--- WHAT THE TASK REQUIRES ---
Each entry must be restated word for word.

[DATA RECORDS Boundary: Start]

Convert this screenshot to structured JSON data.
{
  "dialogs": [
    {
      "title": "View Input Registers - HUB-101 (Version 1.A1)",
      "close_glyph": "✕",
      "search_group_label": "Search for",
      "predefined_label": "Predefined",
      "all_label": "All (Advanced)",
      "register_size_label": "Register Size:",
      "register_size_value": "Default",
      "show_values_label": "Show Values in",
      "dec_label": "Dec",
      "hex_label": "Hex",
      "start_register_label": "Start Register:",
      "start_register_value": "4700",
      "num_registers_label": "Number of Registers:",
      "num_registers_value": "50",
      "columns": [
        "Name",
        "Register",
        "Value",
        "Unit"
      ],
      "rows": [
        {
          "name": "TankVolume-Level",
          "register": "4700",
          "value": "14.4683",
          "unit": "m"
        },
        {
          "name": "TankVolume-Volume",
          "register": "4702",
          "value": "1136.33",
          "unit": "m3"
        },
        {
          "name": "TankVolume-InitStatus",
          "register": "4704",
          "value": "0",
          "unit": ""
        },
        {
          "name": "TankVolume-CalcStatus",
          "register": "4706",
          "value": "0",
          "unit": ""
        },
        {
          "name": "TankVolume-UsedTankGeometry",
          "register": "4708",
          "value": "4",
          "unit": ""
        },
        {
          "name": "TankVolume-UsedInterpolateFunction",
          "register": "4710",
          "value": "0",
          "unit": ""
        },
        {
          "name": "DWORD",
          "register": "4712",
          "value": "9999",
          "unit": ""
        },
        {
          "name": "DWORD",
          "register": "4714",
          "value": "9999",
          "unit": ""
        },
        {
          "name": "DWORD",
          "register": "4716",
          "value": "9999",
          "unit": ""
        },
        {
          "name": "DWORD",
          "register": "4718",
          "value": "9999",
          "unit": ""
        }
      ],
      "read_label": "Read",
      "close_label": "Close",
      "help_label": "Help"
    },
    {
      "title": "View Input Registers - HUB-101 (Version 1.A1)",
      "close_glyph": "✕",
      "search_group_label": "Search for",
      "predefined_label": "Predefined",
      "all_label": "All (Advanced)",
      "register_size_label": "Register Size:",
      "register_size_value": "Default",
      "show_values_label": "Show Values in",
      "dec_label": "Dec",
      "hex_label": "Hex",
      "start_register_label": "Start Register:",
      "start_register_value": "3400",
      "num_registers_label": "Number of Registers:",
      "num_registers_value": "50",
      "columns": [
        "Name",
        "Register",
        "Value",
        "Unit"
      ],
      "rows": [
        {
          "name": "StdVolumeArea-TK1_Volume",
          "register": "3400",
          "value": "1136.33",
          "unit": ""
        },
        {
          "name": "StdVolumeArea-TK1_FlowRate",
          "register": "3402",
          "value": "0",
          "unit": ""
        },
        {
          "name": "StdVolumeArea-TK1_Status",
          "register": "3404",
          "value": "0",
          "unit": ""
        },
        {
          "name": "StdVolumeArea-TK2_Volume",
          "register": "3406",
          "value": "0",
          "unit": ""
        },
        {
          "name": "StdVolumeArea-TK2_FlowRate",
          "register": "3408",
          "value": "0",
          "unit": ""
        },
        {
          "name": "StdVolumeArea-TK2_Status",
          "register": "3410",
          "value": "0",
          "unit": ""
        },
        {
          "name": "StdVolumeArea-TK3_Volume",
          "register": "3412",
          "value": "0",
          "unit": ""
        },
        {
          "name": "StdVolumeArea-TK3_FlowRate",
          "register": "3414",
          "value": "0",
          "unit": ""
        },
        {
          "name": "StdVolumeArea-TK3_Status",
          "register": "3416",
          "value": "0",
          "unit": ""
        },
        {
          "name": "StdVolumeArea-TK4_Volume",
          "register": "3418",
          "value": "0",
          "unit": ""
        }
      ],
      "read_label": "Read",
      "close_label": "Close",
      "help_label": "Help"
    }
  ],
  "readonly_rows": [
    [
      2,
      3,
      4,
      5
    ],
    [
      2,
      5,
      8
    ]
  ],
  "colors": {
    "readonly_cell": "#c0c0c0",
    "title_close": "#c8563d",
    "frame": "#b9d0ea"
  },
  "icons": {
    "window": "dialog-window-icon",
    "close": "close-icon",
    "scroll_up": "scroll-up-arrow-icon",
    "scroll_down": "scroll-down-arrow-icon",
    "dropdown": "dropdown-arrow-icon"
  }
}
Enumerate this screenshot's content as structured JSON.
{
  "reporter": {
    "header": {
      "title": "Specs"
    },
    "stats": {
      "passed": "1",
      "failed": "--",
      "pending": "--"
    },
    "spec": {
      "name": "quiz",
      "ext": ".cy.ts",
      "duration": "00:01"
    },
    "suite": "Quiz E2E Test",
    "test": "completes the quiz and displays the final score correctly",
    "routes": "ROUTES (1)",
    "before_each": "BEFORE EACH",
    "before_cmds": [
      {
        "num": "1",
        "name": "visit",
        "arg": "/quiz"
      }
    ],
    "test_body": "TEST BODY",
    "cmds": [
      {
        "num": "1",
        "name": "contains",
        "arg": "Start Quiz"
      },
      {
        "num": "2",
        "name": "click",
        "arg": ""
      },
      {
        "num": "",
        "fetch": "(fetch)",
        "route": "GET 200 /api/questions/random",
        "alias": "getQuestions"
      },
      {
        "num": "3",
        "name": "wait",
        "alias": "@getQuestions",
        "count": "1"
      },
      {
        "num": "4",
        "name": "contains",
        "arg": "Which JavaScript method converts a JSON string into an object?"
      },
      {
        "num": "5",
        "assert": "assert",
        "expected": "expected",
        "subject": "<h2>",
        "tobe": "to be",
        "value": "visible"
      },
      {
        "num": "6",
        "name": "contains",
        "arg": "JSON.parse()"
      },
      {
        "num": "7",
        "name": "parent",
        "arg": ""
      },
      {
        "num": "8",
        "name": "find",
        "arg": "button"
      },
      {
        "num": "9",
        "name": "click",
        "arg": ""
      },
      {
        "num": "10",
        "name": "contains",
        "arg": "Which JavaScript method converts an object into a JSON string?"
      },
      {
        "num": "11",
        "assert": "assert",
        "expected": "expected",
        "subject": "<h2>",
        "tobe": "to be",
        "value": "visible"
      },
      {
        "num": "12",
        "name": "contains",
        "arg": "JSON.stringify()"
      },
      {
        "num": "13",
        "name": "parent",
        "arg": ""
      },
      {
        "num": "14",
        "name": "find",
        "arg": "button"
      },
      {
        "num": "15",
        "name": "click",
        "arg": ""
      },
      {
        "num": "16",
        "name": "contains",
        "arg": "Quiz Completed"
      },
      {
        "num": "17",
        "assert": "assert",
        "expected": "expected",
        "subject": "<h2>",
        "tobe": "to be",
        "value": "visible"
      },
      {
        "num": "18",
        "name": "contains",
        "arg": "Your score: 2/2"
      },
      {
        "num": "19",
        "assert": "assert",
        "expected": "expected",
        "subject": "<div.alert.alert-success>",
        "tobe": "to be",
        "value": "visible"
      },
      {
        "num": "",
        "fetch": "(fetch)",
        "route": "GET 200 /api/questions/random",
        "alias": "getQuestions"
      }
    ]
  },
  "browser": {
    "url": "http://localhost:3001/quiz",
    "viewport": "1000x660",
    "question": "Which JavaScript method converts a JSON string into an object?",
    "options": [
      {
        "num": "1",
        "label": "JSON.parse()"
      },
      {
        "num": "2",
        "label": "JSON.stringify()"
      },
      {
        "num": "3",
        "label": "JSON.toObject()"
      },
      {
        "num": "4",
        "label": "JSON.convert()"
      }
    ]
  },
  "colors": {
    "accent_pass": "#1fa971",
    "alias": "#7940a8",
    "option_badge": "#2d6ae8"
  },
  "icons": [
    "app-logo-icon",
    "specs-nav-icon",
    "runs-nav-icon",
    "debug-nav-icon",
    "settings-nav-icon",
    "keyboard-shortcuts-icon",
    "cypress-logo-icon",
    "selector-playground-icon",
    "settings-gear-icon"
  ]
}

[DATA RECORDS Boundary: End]

--- RESPONSE AREA ---
Convert this screenshot to structured JSON data.
{
  "dialogs": [
    {
      "title": "View Input Registers - HUB-101 (Version 1.A1)",
      "close_glyph": "✕",
      "search_group_label": "Search for",
      "predefined_label": "Predefined",
      "all_label": "All (Advanced)",
      "register_size_label": "Register Size:",
      "register_size_value": "Default",
      "show_values_label": "Show Values in",
      "dec_label": "Dec",
      "hex_label": "Hex",
      "start_register_label": "Start Register:",
      "start_register_value": "4700",
      "num_registers_label": "Number of Registers:",
      "num_registers_value": "50",
      "columns": [
        "Name",
        "Register",
        "Value",
        "Unit"
      ],
      "rows": [
        {
          "name": "TankVolume-Level",
          "register": "4700",
          "value": "14.4683",
          "unit": "m"
        },
        {
          "name": "TankVolume-Volume",
          "register": "4702",
          "value": "1136.33",
          "unit": "m3"
        },
        {
          "name": "TankVolume-InitStatus",
          "register": "4704",
          "value": "0",
          "unit": ""
        },
        {
          "name": "TankVolume-CalcStatus",
          "register": "4706",
          "value": "0",
          "unit": ""
        },
        {
          "name": "TankVolume-UsedTankGeometry",
          "register": "4708",
          "value": "4",
          "unit": ""
        },
        {
          "name": "TankVolume-UsedInterpolateFunction",
          "register": "4710",
          "value": "0",
          "unit": ""
        },
        {
          "name": "DWORD",
          "register": "4712",
          "value": "9999",
          "unit": ""
        },
        {
          "name": "DWORD",
          "register": "4714",
          "value": "9999",
          "unit": ""
        },
        {
          "name": "DWORD",
          "register": "4716",
          "value": "9999",
          "unit": ""
        },
        {
          "name": "DWORD",
          "register": "4718",
          "value": "9999",
          "unit": ""
        }
      ],
      "read_label": "Read",
      "close_label": "Close",
      "help_label": "Help"
    },
    {
      "title": "View Input Registers - HUB-101 (Version 1.A1)",
      "close_glyph": "✕",
      "search_group_label": "Search for",
      "predefined_label": "Predefined",
      "all_label": "All (Advanced)",
      "register_size_label": "Register Size:",
      "register_size_value": "Default",
      "show_values_label": "Show Values in",
      "dec_label": "Dec",
      "hex_label": "Hex",
      "start_register_label": "Start Register:",
      "start_register_value": "3400",
      "num_registers_label": "Number of Registers:",
      "num_registers_value": "50",
      "columns": [
        "Name",
        "Register",
        "Value",
        "Unit"
      ],
      "rows": [
        {
          "name": "StdVolumeArea-TK1_Volume",
          "register": "3400",
          "value": "1136.33",
          "unit": ""
        },
        {
          "name": "StdVolumeArea-TK1_FlowRate",
          "register": "3402",
          "value": "0",
          "unit": ""
        },
        {
          "name": "StdVolumeArea-TK1_Status",
          "register": "3404",
          "value": "0",
          "unit": ""
        },
        {
          "name": "StdVolumeArea-TK2_Volume",
          "register": "3406",
          "value": "0",
          "unit": ""
        },
        {
          "name": "StdVolumeArea-TK2_FlowRate",
          "register": "3408",
          "value": "0",
          "unit": ""
        },
        {
          "name": "StdVolumeArea-TK2_Status",
          "register": "3410",
          "value": "0",
          "unit": ""
        },
        {
          "name": "StdVolumeArea-TK3_Volume",
          "register": "3412",
          "value": "0",
          "unit": ""
        },
        {
          "name": "StdVolumeArea-TK3_FlowRate",
          "register": "3414",
          "value": "0",
          "unit": ""
        },
        {
          "name": "StdVolumeArea-TK3_Status",
          "register": "3416",
          "value": "0",
          "unit": ""
        },
        {
          "name": "StdVolumeArea-TK4_Volume",
          "register": "3418",
          "value": "0",
          "unit": ""
        }
      ],
      "read_label": "Read",
      "close_label": "Close",
      "help_label": "Help"
    }
  ],
  "readonly_rows": [
    [
      2,
      3,
      4,
      5
    ],
    [
      2,
      5,
      8
    ]
  ],
  "colors": {
    "readonly_cell": "#c0c0c0",
    "title_close": "#c8563d",
    "frame": "#b9d0ea"
  },
  "icons": {
    "window": "dialog-window-icon",
    "close": "close-icon",
    "scroll_up": "scroll-up-arrow-icon",
    "scroll_down": "scroll-down-arrow-icon",
    "dropdown": "dropdown-arrow-icon"
  }
}
Enumerate this screenshot's content as structured JSON.
{
  "reporter": {
    "header": {
      "title": "Specs"
    },
    "stats": {
      "passed": "1",
      "failed": "--",
      "pending": "--"
    },
    "spec": {
      "name": "quiz",
      "ext": ".cy.ts",
      "duration": "00:01"
    },
    "suite": "Quiz E2E Test",
    "test": "completes the quiz and displays the final score correctly",
    "routes": "ROUTES (1)",
    "before_each": "BEFORE EACH",
    "before_cmds": [
      {
        "num": "1",
        "name": "visit",
        "arg": "/quiz"
      }
    ],
    "test_body": "TEST BODY",
    "cmds": [
      {
        "num": "1",
        "name": "contains",
        "arg": "Start Quiz"
      },
      {
        "num": "2",
        "name": "click",
        "arg": ""
      },
      {
        "num": "",
        "fetch": "(fetch)",
        "route": "GET 200 /api/questions/random",
        "alias": "getQuestions"
      },
      {
        "num": "3",
        "name": "wait",
        "alias": "@getQuestions",
        "count": "1"
      },
      {
        "num": "4",
        "name": "contains",
        "arg": "Which JavaScript method converts a JSON string into an object?"
      },
      {
        "num": "5",
        "assert": "assert",
        "expected": "expected",
        "subject": "<h2>",
        "tobe": "to be",
        "value": "visible"
      },
      {
        "num": "6",
        "name": "contains",
        "arg": "JSON.parse()"
      },
      {
        "num": "7",
        "name": "parent",
        "arg": ""
      },
      {
        "num": "8",
        "name": "find",
        "arg": "button"
      },
      {
        "num": "9",
        "name": "click",
        "arg": ""
      },
      {
        "num": "10",
        "name": "contains",
        "arg": "Which JavaScript method converts an object into a JSON string?"
      },
      {
        "num": "11",
        "assert": "assert",
        "expected": "expected",
        "subject": "<h2>",
        "tobe": "to be",
        "value": "visible"
      },
      {
        "num": "12",
        "name": "contains",
        "arg": "JSON.stringify()"
      },
      {
        "num": "13",
        "name": "parent",
        "arg": ""
      },
      {
        "num": "14",
        "name": "find",
        "arg": "button"
      },
      {
        "num": "15",
        "name": "click",
        "arg": ""
      },
      {
        "num": "16",
        "name": "contains",
        "arg": "Quiz Completed"
      },
      {
        "num": "17",
        "assert": "assert",
        "expected": "expected",
        "subject": "<h2>",
        "tobe": "to be",
        "value": "visible"
      },
      {
        "num": "18",
        "name": "contains",
        "arg": "Your score: 2/2"
      },
      {
        "num": "19",
        "assert": "assert",
        "expected": "expected",
        "subject": "<div.alert.alert-success>",
        "tobe": "to be",
        "value": "visible"
      },
      {
        "num": "",
        "fetch": "(fetch)",
        "route": "GET 200 /api/questions/random",
        "alias": "getQuestions"
      }
    ]
  },
  "browser": {
    "url": "http://localhost:3001/quiz",
    "viewport": "1000x660",
    "question": "Which JavaScript method converts a JSON string into an object?",
    "options": [
      {
        "num": "1",
        "label": "JSON.parse()"
      },
      {
        "num": "2",
        "label": "JSON.stringify()"
      },
      {
        "num": "3",
        "label": "JSON.toObject()"
      },
      {
        "num": "4",
        "label": "JSON.convert()"
      }
    ]
  },
  "colors": {
    "accent_pass": "#1fa971",
    "alias": "#7940a8",
    "option_badge": "#2d6ae8"
  },
  "icons": [
    "app-logo-icon",
    "specs-nav-icon",
    "runs-nav-icon",
    "debug-nav-icon",
    "settings-nav-icon",
    "keyboard-shortcuts-icon",
    "cypress-logo-icon",
    "selector-playground-icon",
    "settings-gear-icon"
  ]
}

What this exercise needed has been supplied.